Demo derails delegation?
 
Papademos will unveil his new government’s main policies later on Monday, before a confidence vote he is expected to easily win on Wednesday thanks to backing from New Democracy, the Socialist PASOK party of toppled prime minister George Papandreou and the far right LAOS party.
 
The government’s task in parliament will be to come up with a plan to convince Greece’s rescue lenders that it is worthy of the bailout agreed by euro zone leaders last month before a parliamentary election in early 2012.
 
But while trying to build cross-party support, Papademos must also convince international lenders Greece is willing and able to take further pain in return for the deal that would also wipe out 100 billion euros of private sector debt.
 
Inspectors for lenders, known as the “troika”, were due to meet the new administration following Wednesday’s confidence ballot but uncertainty surfaced over whether they would actually come .
 
Tens of thousands of people angry at more than a year of austerity measures are expected to rally on Thursday, the anniversary of a 1973 student uprising that helped bring down a 1967-1974 military junta.
 
The march could be the biggest in months of protests and would complicate discussions between the “troika” and the new cabinet by shutting down central Athens, particularly as violence has erupted at previous rallies.  “They may come at the end of the week but nothing is fixed,” a spokesman for the European Commission’s mission in Greece said of the troika team, which only last Friday had been slated to arrive early in this week.
 
Without a positive report from the troika, the International Monetary Fund, European Union and European Central Bank may withhold essential loans—most immediately an 8 billion euro tranche the country needs by mid-December to avert bankruptcy.
 
Phone deal
 
Inspectors are responsible for assessing if Greece has hit agreed revenue and spending targets.

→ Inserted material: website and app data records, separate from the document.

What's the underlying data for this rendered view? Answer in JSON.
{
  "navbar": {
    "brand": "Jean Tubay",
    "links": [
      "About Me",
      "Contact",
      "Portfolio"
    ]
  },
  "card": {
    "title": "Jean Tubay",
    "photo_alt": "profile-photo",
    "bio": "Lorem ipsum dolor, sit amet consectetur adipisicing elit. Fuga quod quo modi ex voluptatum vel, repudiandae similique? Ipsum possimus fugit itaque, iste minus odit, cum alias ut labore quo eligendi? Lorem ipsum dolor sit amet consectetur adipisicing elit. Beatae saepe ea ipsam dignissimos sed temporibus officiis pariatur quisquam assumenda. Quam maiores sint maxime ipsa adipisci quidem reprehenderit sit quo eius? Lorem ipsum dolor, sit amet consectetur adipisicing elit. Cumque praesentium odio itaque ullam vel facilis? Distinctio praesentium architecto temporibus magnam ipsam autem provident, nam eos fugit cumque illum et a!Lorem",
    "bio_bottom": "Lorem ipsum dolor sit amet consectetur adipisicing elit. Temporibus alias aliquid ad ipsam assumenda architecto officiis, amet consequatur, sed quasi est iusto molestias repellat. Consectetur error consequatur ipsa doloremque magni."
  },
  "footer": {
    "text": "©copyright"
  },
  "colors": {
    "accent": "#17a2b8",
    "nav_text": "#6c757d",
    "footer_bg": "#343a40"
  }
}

If Athens slips—as it has repeatedly in the past—or the economy weakens, the troika would have to suggest further tough measures.
 
They will be heartened by news on Monday that the government raised 380 million euros in the sale of mobile phone frequencies -- a fraction of the 50 billion they pledged to raise in privatisations up to 2015, but a start.    
 
The troika is also certain to cast an eye on budget data due out later on Monday that may show a further widening of Greece’s central government deficit in the year to end-October.
 
Contributions to government coffers have dwindled as the economy has shrunk by an estimated 15 percent in the last three years and persistent tax evasion has made for poor revenues.
 
Greece’s jobless rate also jumped to a record 18.4 percent in August, just when hotels and restaurants taking on extra staff during the height of the tourist season should have pushed the rate down.
 
Papademos, a former vice president of the European Central Bank sworn in on Friday to stabilise Greece’s grossly indebted economy, will travel to Brussels on Thursday to meet European finance ministers—a signal of his focus on the economy.
 
The 64-year-old was asked to succeed Papandreou, whose proposal to hold a referendum on the country’s bailout prompted EU leaders to raise the threat of a Greek exit from the currency bloc. 
 

 

Date created : 2011-11-14

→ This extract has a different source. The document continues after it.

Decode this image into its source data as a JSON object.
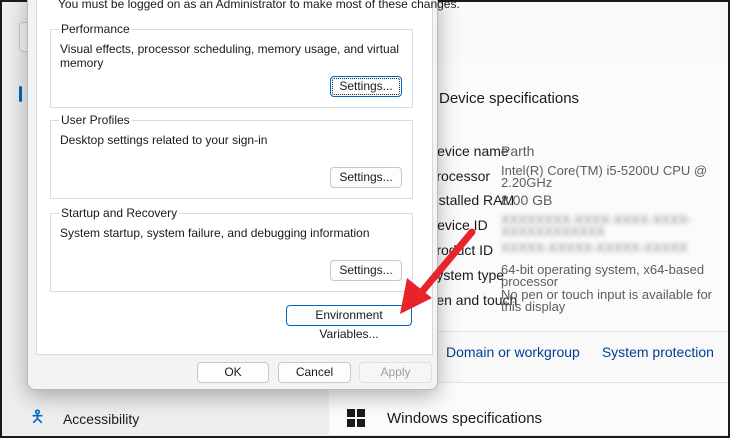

  • GREECE

    New PM must implement austerity plan, EU says

    Read more

  • GREECE

    Lucas Papademos, a banker to the rescue

    Read more

  • GREECE

    New Greek prime minister, unity cabinet sworn in

    Read more

COMMENT(S)